In last days I'd faced with the same problem with compromised account. Is it possible with fail2ban to count connections per user and if there is huge amount of connections from different IP's for a small period of time to add it in iptables ?
I agree with riverco in that counting connections is probably not the desired approach.
Here is the system which we have used quite successfully.
Use Fail2ban to block FAILED connection attempts. This will take care of brute force attacks against your mail/web surfaces.
In Fail2ban, manually white list customer IPs for their office where a large number of users access your mail system from a single location. This will prevent one errant user from blocking everyone in their company when they get a new device and can't remember their email password.
Monitor the Sent message count over a specific relatively short time period in the Amavisd database. For this we use a custom Python script run via cron. A compromised account will invariably show a spike in outbound message traffic. Spammers are all about volume and are very impatient.
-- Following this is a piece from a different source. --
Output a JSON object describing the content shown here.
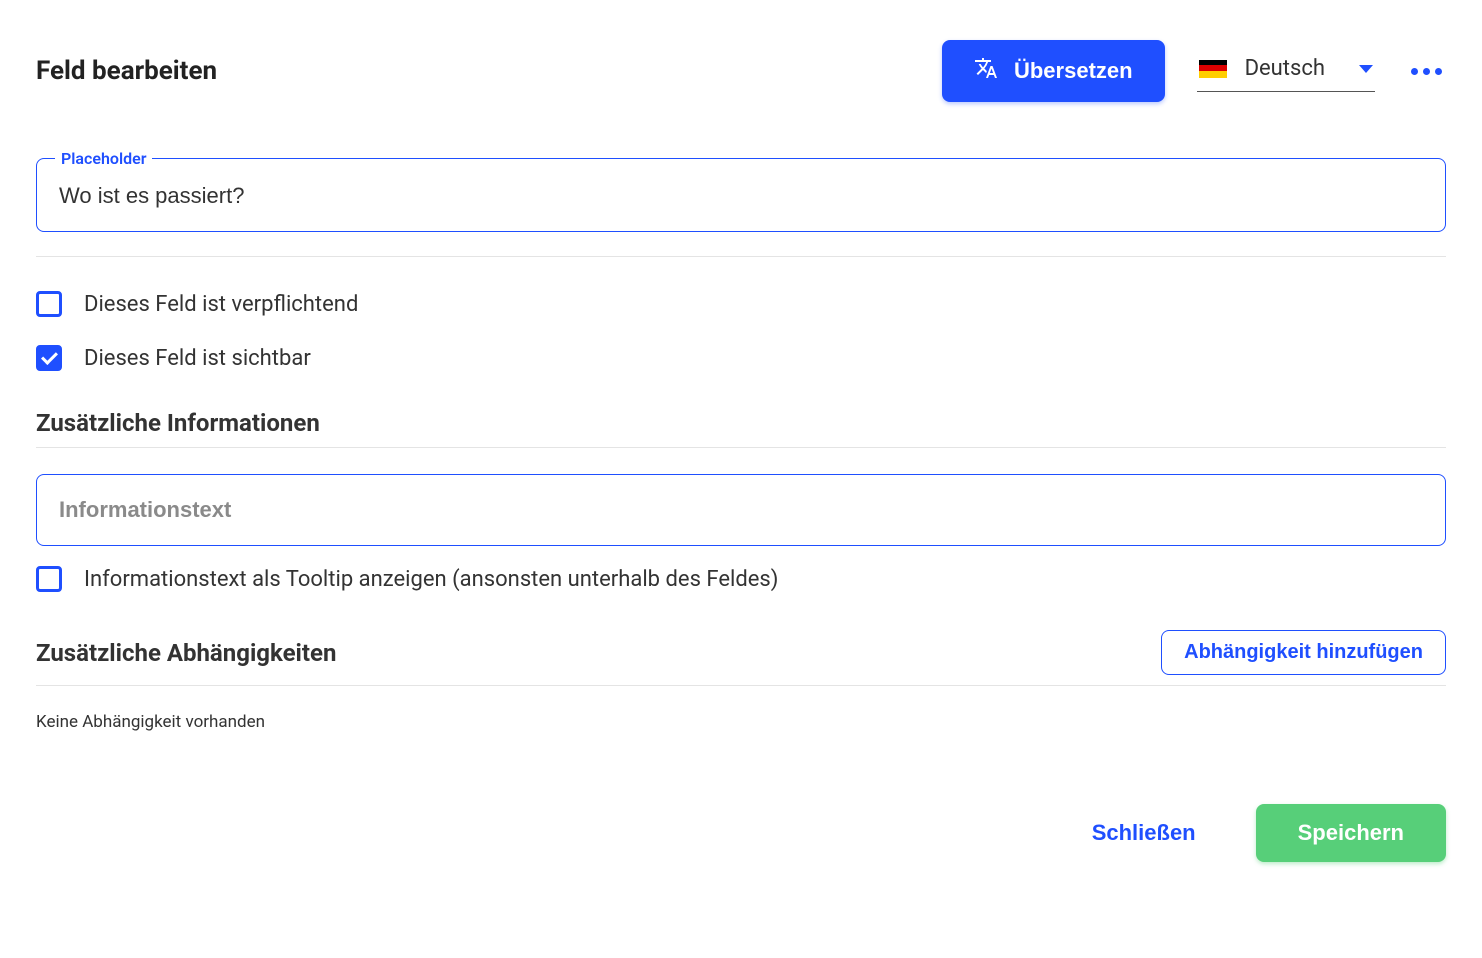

Ensure that you are following RFCs by enabling and monitoring the ABUSE and POSTMASTER addresses. We set these up as aliases for our own mail admin for every mail domain we host. If everything else is configured properly, you will have near zero traffic to your admin addresses - except when you have a problem. If an account were to be compromised and was sending a slow, steady stream of spam to avoid the amavisd monitor, you would receive reports back and can take manual action.
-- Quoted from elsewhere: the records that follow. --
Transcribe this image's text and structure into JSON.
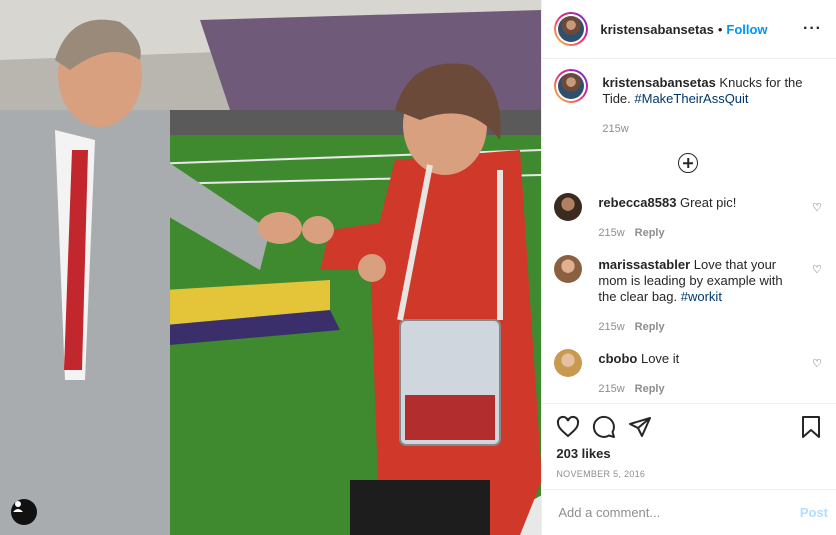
{
  "header": {
    "username": "kristensabansetas",
    "separator": "•",
    "follow_label": "Follow",
    "more_label": "···"
  },
  "caption": {
    "username": "kristensabansetas",
    "text": " Knucks for the Tide. ",
    "hashtag": "#MakeTheirAssQuit",
    "time": "215w"
  },
  "comments": [
    {
      "username": "rebecca8583",
      "text": " Great pic!",
      "hashtag": "",
      "time": "215w",
      "reply": "Reply"
    },
    {
      "username": "marissastabler",
      "text": " Love that your mom is leading by example with the clear bag. ",
      "hashtag": "#workit",
      "time": "215w",
      "reply": "Reply"
    },
    {
      "username": "cbobo",
      "text": " Love it",
      "hashtag": "",
      "time": "215w",
      "reply": "Reply"
    }
  ],
  "likes": "203 likes",
  "date": "NOVEMBER 5, 2016",
  "add_comment": {
    "placeholder": "Add a comment...",
    "post_label": "Post"
  },
  "colors": {
    "accent": "#0095f6",
    "post_disabled": "#b2dffc",
    "hashtag": "#00376b"
  },
  "icons": [
    "heart-icon",
    "comment-icon",
    "share-icon",
    "bookmark-icon",
    "add-comments-icon",
    "user-tag-icon"
  ]
}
Automatically disable compromised accounts by running the monitor frequently via cron.
Ensure that the amavisd database is kept cleaned out to prevent the monitor from becoming an expensive test and slowing your entire system down. Zhang Huangbin has posted the scripts to do this effectively.
Use qshape to especially monitor the Deferred queue. A spike in the deferred queue is typically a sign of a compromised account. Qshape is your best friend in monitoring the health of your mail system. We have cron jobs which send regular reports to our mail admins and monitor it manually frequently when there appear to be performance or other mail issues. As a side note, qshape is very cheap to run. It would be nice if this were part of the iRedAdminPro dashboard stats. Our cron jobs print out the current Active, Incoming, Hold and Deferrred Queue and then print the top senders in the deferred queue.
Manually inspect the top sender list at least daily in the iRedAdmin Pro panel so you can watch for unusual traffic patterns.
We try to automate as much of the monitoring process as we can, given that we get busy with other tasks and have better things to do with our work day than manually watch mail logs. This model has worked very well for us thus far.